year = "2002",
month = mar,
day = "1",
doi = "10.1046/j.0007-1323.2001.02015.x",
language = "English",
volume = "89",
pages = "344--348",
journal = "British Journal of Surgery",
issn = "0007-1323",
publisher = "Wiley",
number = "3",

}

RIS

TY - JOUR

T1 - Surgical workload and outcome after resection for carcinoma of the oesophagus and cardia

AU - Gillison, EW

AU - Powell, Dorothy

AU - McConkey, Christopher

AU - Spychal, Robert

PY - 2002/3/1

Y1 - 2002/3/1

N2 - BACKGROUND: Performing cancer surgery in high-volume centres may lead to improved outcomes. This study explored the relationship between annual workload and outcome following resection for carcinoma of the oesophagus and cardia. METHODS: The study was a retrospective case-note review of 1125 patients who had surgery for cardio-oesophageal cancer in the West Midlands region of England. Outcome measures were 30-day mortality and long-term survival. RESULTS: The overall 30-day mortality rate was 10.0 per cent with a median survival of 14 months and a 5-year survival rate of 17.2 per cent. Increasing age, advanced stage of disease and emergency resection independently affected outcome adversely. Forty-one infrequent operators (fewer than four resections per year) performed 146 resections (13.0 per cent), 18 intermediate operators (between four and 11 resections per year) performed 488 resections (43.4 per cent) and five frequent operators (12 or more resections per year) performed 491 resections (43.6 per cent). The 30-day mortality rate was greatest in the infrequent group (15.1 per cent) compared with both the intermediate group (6.6 per cent; adjusted odds 0.40, P = 0.004) and the frequent group (11.8 per cent; odds 0.73, P = 0.28). There were no differences in survival rates between the groups, and no difference in outcome between high- and low-volume hospitals. CONCLUSION: In this unselected population-based series there was little evidence of a trend of improving 30-day mortality rate with increasing workload, or between workload and long-term survival.

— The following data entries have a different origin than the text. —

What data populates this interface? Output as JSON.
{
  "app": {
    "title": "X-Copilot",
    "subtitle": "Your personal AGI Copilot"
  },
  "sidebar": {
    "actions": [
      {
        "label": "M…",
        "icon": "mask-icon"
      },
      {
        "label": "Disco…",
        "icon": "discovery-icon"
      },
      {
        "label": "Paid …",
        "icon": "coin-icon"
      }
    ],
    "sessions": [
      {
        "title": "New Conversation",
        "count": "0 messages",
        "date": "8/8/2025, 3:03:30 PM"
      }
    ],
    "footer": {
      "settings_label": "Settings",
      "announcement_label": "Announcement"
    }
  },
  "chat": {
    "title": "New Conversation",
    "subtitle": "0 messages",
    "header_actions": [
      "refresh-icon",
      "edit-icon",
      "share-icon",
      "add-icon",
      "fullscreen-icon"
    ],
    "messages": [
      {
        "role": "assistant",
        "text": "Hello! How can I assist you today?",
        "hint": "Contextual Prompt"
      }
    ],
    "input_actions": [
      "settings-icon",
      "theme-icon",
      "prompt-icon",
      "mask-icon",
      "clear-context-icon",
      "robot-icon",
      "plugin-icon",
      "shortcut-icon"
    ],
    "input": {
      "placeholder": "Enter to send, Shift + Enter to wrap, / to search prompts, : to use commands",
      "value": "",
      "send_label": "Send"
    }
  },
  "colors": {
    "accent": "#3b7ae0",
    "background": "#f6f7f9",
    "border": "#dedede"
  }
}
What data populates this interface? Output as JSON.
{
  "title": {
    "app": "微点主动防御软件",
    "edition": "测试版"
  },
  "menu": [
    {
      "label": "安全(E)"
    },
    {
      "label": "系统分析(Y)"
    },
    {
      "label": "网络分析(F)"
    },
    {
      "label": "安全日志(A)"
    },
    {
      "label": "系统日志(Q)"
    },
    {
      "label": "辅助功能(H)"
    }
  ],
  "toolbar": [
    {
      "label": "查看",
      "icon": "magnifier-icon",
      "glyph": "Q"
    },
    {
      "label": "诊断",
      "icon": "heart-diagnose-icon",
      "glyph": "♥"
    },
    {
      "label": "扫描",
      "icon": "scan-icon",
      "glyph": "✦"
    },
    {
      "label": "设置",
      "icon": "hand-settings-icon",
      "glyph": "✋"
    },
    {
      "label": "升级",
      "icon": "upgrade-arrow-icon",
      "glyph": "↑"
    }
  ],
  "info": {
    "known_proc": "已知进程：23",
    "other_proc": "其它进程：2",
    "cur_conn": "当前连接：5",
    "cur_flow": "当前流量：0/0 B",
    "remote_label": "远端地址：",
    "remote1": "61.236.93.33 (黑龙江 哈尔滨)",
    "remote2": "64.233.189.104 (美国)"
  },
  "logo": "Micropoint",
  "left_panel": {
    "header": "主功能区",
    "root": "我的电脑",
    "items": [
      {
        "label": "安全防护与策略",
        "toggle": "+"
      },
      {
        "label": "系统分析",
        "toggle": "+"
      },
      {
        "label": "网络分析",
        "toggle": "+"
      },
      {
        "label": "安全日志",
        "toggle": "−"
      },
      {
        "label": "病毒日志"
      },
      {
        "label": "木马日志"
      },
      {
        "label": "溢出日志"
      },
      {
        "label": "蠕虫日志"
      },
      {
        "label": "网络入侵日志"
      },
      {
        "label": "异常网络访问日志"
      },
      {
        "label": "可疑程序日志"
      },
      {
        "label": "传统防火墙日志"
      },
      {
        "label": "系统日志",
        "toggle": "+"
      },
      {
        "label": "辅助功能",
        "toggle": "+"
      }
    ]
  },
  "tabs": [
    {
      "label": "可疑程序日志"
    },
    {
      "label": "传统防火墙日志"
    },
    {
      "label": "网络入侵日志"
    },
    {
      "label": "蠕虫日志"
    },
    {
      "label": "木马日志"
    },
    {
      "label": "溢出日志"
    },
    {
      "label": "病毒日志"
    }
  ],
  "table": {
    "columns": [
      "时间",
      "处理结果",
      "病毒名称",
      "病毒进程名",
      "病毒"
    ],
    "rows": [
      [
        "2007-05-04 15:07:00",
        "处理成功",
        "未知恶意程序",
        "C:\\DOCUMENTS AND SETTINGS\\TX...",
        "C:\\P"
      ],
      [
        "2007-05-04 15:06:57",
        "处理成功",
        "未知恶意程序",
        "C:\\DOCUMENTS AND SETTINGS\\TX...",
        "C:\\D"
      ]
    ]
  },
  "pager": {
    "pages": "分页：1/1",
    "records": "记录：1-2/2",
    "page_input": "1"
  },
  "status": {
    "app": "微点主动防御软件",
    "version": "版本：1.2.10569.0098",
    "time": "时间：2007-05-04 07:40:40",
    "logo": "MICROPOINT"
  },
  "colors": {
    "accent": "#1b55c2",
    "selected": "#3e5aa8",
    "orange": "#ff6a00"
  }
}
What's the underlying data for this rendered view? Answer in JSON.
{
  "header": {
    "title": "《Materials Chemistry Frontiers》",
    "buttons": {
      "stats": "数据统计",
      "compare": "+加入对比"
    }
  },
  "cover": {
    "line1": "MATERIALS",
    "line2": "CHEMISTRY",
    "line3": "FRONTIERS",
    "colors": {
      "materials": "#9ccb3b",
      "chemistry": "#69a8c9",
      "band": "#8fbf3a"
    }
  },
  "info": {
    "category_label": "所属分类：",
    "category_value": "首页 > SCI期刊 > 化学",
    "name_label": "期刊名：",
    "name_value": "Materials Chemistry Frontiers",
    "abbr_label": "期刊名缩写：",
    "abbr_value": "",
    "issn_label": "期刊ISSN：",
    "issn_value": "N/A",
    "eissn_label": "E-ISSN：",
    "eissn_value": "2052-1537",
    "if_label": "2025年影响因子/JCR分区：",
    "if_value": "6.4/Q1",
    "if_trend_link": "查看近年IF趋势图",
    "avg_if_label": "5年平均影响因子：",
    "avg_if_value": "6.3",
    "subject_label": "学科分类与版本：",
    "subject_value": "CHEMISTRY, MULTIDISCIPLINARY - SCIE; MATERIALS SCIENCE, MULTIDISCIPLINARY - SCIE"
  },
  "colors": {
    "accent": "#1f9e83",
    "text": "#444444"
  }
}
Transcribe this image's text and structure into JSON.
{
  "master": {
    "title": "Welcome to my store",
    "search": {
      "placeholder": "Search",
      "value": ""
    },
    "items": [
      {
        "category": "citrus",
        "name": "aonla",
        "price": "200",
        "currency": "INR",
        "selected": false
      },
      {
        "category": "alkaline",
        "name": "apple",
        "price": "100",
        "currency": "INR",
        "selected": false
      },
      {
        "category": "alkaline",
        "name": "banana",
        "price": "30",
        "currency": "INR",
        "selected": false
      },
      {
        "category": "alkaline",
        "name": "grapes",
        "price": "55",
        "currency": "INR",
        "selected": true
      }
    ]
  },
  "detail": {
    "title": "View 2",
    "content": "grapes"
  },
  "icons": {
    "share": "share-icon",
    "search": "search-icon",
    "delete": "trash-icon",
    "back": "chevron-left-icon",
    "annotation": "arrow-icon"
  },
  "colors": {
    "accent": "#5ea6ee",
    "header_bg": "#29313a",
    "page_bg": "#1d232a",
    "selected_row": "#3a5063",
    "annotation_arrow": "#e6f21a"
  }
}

AB - BACKGROUND: Performing cancer surgery in high-volume centres may lead to improved outcomes. This study explored the relationship between annual workload and outcome following resection for carcinoma of the oesophagus and cardia. METHODS: The study was a retrospective case-note review of 1125 patients who had surgery for cardio-oesophageal cancer in the West Midlands region of England. Outcome measures were 30-day mortality and long-term survival. RESULTS: The overall 30-day mortality rate was 10.0 per cent with a median survival of 14 months and a 5-year survival rate of 17.2 per cent. Increasing age, advanced stage of disease and emergency resection independently affected outcome adversely. Forty-one infrequent operators (fewer than four resections per year) performed 146 resections (13.0 per cent), 18 intermediate operators (between four and 11 resections per year) performed 488 resections (43.4 per cent) and five frequent operators (12 or more resections per year) performed 491 resections (43.6 per cent). The 30-day mortality rate was greatest in the infrequent group (15.1 per cent) compared with both the intermediate group (6.6 per cent; adjusted odds 0.40, P = 0.004) and the frequent group (11.8 per cent; odds 0.73, P = 0.28). There were no differences in survival rates between the groups, and no difference in outcome between high- and low-volume hospitals. CONCLUSION: In this unselected population-based series there was little evidence of a trend of improving 30-day mortality rate with increasing workload, or between workload and long-term survival.

UR - http://www.scopus.com/inward/record.url?scp=0036125208&partnerID=8YFLogxK

U2 - 10.1046/j.0007-1323.2001.02015.x

DO - 10.1046/j.0007-1323.2001.02015.x

M3 - Article

C2 - 11872061

VL - 89

SP - 344

EP - 348

JO - British Journal of Surgery

JF - British Journal of Surgery

SN - 0007-1323

IS - 3

ER -